Simon Calvert from NO2NP who is against the Named Person legislation reminds Bill Alexander that the Act does not come into force until August 2016 and the single point of contact operating with consent - which is not about child protection - that may be operating in the Highlands, is not what the Act is about. A Named Person will be appointed for every child and the Scottish government made it very clear in the court case that opt out would defeat the scheme.
"We are now joined by Aileen Campbell at an appropriate moment as Simon was speaking."
"First point, why is this compulsory? Why not an opt out?" asks Kaye Adams
"This is in universal services where we have this in place. It allows us to have early interventions....All families will have a Named Person to provide help if they need it."
"So if you say go away; you don`t have to accept their advice. You can say I am going to do my own thing?"

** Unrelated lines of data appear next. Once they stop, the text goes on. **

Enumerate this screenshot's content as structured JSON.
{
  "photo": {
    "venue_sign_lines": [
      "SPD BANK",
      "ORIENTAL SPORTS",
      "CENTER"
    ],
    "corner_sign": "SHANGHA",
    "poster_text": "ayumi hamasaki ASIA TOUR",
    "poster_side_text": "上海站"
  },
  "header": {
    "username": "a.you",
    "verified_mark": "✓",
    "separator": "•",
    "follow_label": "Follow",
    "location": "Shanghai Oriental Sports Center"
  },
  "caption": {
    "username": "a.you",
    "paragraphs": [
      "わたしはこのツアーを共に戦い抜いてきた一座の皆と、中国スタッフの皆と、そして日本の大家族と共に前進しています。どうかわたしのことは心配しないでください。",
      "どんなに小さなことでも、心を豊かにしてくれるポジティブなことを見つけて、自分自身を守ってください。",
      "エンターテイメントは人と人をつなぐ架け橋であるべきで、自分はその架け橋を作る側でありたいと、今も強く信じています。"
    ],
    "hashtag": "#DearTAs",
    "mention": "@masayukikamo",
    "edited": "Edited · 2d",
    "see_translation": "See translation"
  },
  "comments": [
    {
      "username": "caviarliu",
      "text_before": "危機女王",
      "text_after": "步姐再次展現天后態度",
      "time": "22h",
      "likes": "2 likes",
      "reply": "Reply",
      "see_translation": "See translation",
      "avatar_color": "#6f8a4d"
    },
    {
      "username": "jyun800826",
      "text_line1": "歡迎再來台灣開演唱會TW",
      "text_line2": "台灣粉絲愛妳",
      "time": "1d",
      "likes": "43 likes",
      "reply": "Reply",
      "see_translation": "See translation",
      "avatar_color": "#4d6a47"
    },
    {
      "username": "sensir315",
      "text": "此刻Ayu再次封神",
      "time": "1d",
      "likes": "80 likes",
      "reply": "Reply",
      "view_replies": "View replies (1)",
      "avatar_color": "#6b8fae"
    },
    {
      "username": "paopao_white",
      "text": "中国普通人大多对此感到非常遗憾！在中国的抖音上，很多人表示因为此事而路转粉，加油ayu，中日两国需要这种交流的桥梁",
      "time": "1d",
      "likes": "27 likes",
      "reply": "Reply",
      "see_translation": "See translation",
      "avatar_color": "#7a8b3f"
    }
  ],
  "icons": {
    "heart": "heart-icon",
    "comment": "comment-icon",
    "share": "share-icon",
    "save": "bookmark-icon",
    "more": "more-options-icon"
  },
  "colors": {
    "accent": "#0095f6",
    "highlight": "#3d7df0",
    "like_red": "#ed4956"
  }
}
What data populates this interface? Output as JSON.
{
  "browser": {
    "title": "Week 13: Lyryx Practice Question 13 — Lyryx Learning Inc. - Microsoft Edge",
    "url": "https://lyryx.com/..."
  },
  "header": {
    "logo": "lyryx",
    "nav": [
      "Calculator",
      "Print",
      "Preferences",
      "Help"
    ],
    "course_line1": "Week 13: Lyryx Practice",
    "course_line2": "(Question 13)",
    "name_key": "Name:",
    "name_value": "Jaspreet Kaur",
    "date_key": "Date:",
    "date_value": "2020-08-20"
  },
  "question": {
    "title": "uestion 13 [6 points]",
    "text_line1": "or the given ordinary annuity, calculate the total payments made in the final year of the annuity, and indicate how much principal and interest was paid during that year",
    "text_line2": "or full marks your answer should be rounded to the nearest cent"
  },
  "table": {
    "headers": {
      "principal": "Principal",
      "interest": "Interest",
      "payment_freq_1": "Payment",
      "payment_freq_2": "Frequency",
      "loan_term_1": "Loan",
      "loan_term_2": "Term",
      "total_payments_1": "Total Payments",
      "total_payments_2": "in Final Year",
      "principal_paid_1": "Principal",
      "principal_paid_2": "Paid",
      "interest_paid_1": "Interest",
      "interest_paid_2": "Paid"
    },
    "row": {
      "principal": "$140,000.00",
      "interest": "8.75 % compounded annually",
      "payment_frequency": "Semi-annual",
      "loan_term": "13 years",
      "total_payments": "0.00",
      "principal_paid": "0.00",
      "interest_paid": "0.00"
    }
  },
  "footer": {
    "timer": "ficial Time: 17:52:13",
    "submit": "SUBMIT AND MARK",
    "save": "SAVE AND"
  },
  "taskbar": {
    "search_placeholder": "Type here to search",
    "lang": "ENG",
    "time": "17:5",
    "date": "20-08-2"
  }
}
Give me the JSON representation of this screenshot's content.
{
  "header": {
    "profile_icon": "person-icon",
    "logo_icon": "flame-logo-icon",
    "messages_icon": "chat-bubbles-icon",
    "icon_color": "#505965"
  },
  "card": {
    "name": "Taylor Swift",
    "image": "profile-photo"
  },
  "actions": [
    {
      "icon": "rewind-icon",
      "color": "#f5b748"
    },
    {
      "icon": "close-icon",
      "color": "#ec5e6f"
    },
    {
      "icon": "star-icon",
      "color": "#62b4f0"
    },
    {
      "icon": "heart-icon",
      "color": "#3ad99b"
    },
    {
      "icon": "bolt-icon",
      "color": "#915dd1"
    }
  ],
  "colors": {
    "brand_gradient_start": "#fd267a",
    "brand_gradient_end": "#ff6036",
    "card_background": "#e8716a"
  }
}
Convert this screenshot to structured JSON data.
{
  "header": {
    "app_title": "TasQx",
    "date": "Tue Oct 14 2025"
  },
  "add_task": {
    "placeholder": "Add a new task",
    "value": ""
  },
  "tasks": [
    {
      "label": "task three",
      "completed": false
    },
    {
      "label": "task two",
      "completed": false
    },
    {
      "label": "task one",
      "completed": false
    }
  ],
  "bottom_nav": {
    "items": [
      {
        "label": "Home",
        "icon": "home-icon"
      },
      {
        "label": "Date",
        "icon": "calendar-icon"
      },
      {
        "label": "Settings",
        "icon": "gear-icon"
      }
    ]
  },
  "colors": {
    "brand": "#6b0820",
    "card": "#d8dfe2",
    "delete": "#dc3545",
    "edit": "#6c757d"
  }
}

"It will be a test of the relationship," says Aileen Campbell.. "It is about good communication;...it is what they do already across large sections of the population.... they do not want to repeat their story...it allows help to prevent them going into crisis." [It is a bit of a ramble and this is only the gist.]
Simon Calvert talks about a family who was told the health visitor was going to be their Named Person but they said they had all the services they wanted. They were berated by their GP and others who said "You must have a Named Person.. So that is the approach. This Named Person is going to come and see you whether you like it or not." [So persuasion turns out to be more like coercion ?]
"I have a health visitor," says Aileen Campbell.
"What happens if they don`t want that?"
Aileen Campbell sees that as a problem requiring better communication and partnership but does not seem to grasp that some families object to having that communication and partnership forced on them.
Kaye Adams sums up the conversation so far. "Potentially, for a lot of families, it could be a marvellous thing. Kate in Grangemouth said having a Named Person would have made my family better. Equally we have people who have not had a good experience; yet as parents they have not been able to say no."
Aileen Campbell says, "I would be very happy to pick up those conversations with those families."
"Why not have an opt out scheme?"
"Because this is a universal scheme... Most will have a head teacher... we know that it works. and we want to make sure there is that universal access."
"How about universal access with the Named Person, with opt out?"
Aileen Campbell, Children`s Minister, never did answer the question.
Listen here http://www.bbc.co.uk/programmes/b06dq9zm#play
............More to follow.